The Wolf Trial by Neil Mackay
Like a lot of happenings medieval times, this tale is brutal and horrifying. It’s also historical fiction at it’s finest! Ripped from 16th century pamphlets, Neil Mackay takes us behind the scenes of a true case, documented as one of the earliest accounts of a serial killer.
William Loos is now an 80 year-old historian in England, but that’s not who he has always been. He was once known as Willy Lessinger, an assistant to the solicitor, Paulus Melchior.
In the year of 1563, Paulus and his student Willy, along with representatives from the Church, traveled to Bideburg, Germany to officiate at the trial of Peter Stumpf. Peter Stumpf was a wealthy wood mill owner and timber merchant in the town of Bideburg, who was being tried for brutally killing 68 men, women and children. Here’s the thing…Peter was tried as a werewolf!
Paulus and Willy work painstakingly hard to uncover the facts behind the fiction. Is Peter a werewolf or merely a psychotic killer? Are his wife and children also afflicted by the curse of the devil?
This gruesome recounting of the trial of Peter the Wolf is definitely not for the squeamish. The medieval age was not an enlightened time period. Plague was rampant, religious persecution abounded and tales of the devil in the form of vampires, witches and werewolves were commonly held superstitions. Full of horror, cruelty and uncountable atrocities, this is an unflinching look at the evils of human nature at that time.

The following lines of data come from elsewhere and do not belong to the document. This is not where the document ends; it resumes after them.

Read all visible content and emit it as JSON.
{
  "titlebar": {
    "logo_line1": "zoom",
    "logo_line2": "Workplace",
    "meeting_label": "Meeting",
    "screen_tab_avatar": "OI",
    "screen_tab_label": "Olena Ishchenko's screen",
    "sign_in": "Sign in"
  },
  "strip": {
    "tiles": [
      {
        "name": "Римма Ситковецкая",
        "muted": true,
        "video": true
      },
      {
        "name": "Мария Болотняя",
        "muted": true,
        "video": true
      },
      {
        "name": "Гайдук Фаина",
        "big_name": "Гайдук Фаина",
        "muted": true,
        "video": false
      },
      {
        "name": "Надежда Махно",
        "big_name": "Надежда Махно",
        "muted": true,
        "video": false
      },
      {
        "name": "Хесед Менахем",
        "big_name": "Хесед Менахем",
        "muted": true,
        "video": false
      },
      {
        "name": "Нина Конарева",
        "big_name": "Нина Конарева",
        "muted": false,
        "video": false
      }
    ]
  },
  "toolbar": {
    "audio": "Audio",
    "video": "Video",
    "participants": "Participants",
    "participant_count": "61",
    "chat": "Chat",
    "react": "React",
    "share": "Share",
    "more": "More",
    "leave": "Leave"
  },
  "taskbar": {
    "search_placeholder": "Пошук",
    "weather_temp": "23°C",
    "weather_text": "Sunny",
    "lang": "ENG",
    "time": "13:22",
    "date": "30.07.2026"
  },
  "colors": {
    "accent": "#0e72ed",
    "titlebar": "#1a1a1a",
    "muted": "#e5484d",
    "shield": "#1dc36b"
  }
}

I seriously had to take a breather after reading this book! I also went online to read more about this unbelievable but true history. Horror lovers and history buffs will be enthralled reading this book. The writing is absolutely superb and the epilogue is masterful.
I want to thank the publisher (Freight Books) for providing me with the ARC through Netgalley for an honest review.